§ YOUR ASSIGNMENT
Throughout the entries below, report every line where "username" is found.

§ GIVEN RECORDS

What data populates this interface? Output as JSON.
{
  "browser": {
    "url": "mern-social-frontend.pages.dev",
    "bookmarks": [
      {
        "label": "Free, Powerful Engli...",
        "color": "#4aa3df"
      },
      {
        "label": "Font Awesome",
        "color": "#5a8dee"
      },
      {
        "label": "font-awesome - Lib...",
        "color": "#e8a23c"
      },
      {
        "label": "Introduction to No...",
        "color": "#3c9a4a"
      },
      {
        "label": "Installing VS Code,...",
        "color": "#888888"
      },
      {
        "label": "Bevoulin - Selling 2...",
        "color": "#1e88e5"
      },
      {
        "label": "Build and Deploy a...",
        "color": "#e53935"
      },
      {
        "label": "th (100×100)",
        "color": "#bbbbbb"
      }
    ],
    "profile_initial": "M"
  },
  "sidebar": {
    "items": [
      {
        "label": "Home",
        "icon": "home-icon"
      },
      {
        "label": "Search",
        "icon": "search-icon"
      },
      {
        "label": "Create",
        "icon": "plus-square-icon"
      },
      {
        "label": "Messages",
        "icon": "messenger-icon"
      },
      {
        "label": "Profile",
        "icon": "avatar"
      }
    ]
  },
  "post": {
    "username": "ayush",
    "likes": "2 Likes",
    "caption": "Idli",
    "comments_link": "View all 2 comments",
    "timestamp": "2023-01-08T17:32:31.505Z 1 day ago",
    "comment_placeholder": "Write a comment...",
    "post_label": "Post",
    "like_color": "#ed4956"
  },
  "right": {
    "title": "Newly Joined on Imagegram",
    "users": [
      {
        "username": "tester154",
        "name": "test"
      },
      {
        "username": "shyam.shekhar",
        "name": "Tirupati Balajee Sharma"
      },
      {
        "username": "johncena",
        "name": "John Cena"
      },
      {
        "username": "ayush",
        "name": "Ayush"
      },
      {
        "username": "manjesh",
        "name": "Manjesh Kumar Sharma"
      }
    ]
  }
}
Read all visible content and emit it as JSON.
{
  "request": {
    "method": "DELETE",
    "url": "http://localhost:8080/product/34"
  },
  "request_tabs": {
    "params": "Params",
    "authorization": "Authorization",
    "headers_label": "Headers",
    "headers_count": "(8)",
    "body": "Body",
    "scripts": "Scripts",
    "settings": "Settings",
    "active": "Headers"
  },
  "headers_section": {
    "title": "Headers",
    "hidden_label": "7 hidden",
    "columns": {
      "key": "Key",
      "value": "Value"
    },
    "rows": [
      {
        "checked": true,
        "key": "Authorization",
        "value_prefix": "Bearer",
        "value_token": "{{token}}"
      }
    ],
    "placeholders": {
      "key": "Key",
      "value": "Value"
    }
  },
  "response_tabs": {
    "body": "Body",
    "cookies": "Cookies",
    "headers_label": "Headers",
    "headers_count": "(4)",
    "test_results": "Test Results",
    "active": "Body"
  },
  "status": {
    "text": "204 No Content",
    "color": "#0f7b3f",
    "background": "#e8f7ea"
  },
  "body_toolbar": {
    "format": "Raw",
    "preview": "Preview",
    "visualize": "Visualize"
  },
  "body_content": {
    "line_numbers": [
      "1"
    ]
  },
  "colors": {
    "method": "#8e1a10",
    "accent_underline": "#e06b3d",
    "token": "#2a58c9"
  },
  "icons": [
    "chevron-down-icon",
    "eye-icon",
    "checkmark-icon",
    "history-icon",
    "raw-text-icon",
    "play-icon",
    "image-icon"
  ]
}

§ RESPONSE AREA
    "username": "ayush",
        "username": "tester154",
        "username": "shyam.shekhar",
        "username": "johncena",
        "username": "ayush",
        "username": "manjesh",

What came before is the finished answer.